Hand back the entries below exactly.

Element data from apps and pages

· · · ·

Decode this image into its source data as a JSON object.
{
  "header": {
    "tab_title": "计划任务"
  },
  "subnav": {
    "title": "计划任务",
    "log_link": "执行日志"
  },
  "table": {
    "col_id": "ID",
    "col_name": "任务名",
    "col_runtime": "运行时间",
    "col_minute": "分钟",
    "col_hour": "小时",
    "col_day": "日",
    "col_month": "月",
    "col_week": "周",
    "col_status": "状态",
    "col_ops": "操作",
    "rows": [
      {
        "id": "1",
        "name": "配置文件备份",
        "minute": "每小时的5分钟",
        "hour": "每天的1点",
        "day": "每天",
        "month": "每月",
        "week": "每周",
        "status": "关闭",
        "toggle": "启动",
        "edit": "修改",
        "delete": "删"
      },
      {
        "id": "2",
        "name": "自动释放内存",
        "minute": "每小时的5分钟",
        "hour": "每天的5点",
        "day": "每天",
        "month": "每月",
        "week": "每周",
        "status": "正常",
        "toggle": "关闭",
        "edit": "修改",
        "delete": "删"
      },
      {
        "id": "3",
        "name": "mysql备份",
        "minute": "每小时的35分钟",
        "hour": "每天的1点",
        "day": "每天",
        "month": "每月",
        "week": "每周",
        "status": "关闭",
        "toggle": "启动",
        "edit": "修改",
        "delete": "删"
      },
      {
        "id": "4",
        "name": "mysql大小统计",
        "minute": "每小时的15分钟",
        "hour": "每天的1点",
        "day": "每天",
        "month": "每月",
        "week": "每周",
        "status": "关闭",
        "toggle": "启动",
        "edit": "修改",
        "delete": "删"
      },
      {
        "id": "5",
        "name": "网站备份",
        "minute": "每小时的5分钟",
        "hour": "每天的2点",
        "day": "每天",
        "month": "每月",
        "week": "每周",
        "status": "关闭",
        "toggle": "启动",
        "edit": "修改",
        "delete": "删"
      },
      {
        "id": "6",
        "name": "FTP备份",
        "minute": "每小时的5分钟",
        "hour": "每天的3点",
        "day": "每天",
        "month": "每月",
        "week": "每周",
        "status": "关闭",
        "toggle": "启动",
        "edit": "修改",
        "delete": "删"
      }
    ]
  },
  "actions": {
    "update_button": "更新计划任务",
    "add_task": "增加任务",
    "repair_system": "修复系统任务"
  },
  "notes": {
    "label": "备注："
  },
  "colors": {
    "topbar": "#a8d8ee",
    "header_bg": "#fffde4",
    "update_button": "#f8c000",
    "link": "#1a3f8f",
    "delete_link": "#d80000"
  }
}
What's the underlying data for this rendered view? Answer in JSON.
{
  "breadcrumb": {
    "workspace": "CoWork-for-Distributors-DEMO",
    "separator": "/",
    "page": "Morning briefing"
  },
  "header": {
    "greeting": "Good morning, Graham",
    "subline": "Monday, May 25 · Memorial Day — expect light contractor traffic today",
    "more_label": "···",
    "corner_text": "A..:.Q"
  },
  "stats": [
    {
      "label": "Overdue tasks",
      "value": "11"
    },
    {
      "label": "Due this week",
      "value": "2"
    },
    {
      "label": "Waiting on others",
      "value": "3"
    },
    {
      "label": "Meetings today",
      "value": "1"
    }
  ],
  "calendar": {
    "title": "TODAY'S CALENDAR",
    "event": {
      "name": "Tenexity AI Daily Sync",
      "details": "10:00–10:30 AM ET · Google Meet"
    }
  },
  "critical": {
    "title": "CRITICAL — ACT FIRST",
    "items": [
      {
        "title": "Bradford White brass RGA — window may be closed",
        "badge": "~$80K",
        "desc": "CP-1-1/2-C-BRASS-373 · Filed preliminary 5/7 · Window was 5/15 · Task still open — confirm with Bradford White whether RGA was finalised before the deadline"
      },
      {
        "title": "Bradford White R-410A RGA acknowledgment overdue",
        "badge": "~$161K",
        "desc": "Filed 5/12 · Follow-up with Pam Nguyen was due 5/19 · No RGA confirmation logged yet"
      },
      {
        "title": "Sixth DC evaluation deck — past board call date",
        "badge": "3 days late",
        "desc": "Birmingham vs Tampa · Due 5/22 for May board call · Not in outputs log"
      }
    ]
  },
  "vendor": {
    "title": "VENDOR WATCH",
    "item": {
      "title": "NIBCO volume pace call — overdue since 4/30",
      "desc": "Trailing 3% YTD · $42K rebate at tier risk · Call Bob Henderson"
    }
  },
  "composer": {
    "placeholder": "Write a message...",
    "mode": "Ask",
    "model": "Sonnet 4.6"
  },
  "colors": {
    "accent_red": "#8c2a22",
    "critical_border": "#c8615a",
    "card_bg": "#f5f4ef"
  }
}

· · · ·

__RESULT__.
Decode this image into its source data as a JSON object.
{
  "header": {
    "tab_title": "计划任务"
  },
  "subnav": {
    "title": "计划任务",
    "log_link": "执行日志"
  },
  "table": {
    "col_id": "ID",
    "col_name": "任务名",
    "col_runtime": "运行时间",
    "col_minute": "分钟",
    "col_hour": "小时",
    "col_day": "日",
    "col_month": "月",
    "col_week": "周",
    "col_status": "状态",
    "col_ops": "操作",
    "rows": [
      {
        "id": "1",
        "name": "配置文件备份",
        "minute": "每小时的5分钟",
        "hour": "每天的1点",
        "day": "每天",
        "month": "每月",
        "week": "每周",
        "status": "关闭",
        "toggle": "启动",
        "edit": "修改",
        "delete": "删"
      },
      {
        "id": "2",
        "name": "自动释放内存",
        "minute": "每小时的5分钟",
        "hour": "每天的5点",
        "day": "每天",
        "month": "每月",
        "week": "每周",
        "status": "正常",
        "toggle": "关闭",
        "edit": "修改",
        "delete": "删"
      },
      {
        "id": "3",
        "name": "mysql备份",
        "minute": "每小时的35分钟",
        "hour": "每天的1点",
        "day": "每天",
        "month": "每月",
        "week": "每周",
        "status": "关闭",
        "toggle": "启动",
        "edit": "修改",
        "delete": "删"
      },
      {
        "id": "4",
        "name": "mysql大小统计",
        "minute": "每小时的15分钟",
        "hour": "每天的1点",
        "day": "每天",
        "month": "每月",
        "week": "每周",
        "status": "关闭",
        "toggle": "启动",
        "edit": "修改",
        "delete": "删"
      },
      {
        "id": "5",
        "name": "网站备份",
        "minute": "每小时的5分钟",
        "hour": "每天的2点",
        "day": "每天",
        "month": "每月",
        "week": "每周",
        "status": "关闭",
        "toggle": "启动",
        "edit": "修改",
        "delete": "删"
      },
      {
        "id": "6",
        "name": "FTP备份",
        "minute": "每小时的5分钟",
        "hour": "每天的3点",
        "day": "每天",
        "month": "每月",
        "week": "每周",
        "status": "关闭",
        "toggle": "启动",
        "edit": "修改",
        "delete": "删"
      }
    ]
  },
  "actions": {
    "update_button": "更新计划任务",
    "add_task": "增加任务",
    "repair_system": "修复系统任务"
  },
  "notes": {
    "label": "备注："
  },
  "colors": {
    "topbar": "#a8d8ee",
    "header_bg": "#fffde4",
    "update_button": "#f8c000",
    "link": "#1a3f8f",
    "delete_link": "#d80000"
  }
}
What's the underlying data for this rendered view? Answer in JSON.
{
  "breadcrumb": {
    "workspace": "CoWork-for-Distributors-DEMO",
    "separator": "/",
    "page": "Morning briefing"
  },
  "header": {
    "greeting": "Good morning, Graham",
    "subline": "Monday, May 25 · Memorial Day — expect light contractor traffic today",
    "more_label": "···",
    "corner_text": "A..:.Q"
  },
  "stats": [
    {
      "label": "Overdue tasks",
      "value": "11"
    },
    {
      "label": "Due this week",
      "value": "2"
    },
    {
      "label": "Waiting on others",
      "value": "3"
    },
    {
      "label": "Meetings today",
      "value": "1"
    }
  ],
  "calendar": {
    "title": "TODAY'S CALENDAR",
    "event": {
      "name": "Tenexity AI Daily Sync",
      "details": "10:00–10:30 AM ET · Google Meet"
    }
  },
  "critical": {
    "title": "CRITICAL — ACT FIRST",
    "items": [
      {
        "title": "Bradford White brass RGA — window may be closed",
        "badge": "~$80K",
        "desc": "CP-1-1/2-C-BRASS-373 · Filed preliminary 5/7 · Window was 5/15 · Task still open — confirm with Bradford White whether RGA was finalised before the deadline"
      },
      {
        "title": "Bradford White R-410A RGA acknowledgment overdue",
        "badge": "~$161K",
        "desc": "Filed 5/12 · Follow-up with Pam Nguyen was due 5/19 · No RGA confirmation logged yet"
      },
      {
        "title": "Sixth DC evaluation deck — past board call date",
        "badge": "3 days late",
        "desc": "Birmingham vs Tampa · Due 5/22 for May board call · Not in outputs log"
      }
    ]
  },
  "vendor": {
    "title": "VENDOR WATCH",
    "item": {
      "title": "NIBCO volume pace call — overdue since 4/30",
      "desc": "Trailing 3% YTD · $42K rebate at tier risk · Call Bob Henderson"
    }
  },
  "composer": {
    "placeholder": "Write a message...",
    "mode": "Ask",
    "model": "Sonnet 4.6"
  },
  "colors": {
    "accent_red": "#8c2a22",
    "critical_border": "#c8615a",
    "card_bg": "#f5f4ef"
  }
}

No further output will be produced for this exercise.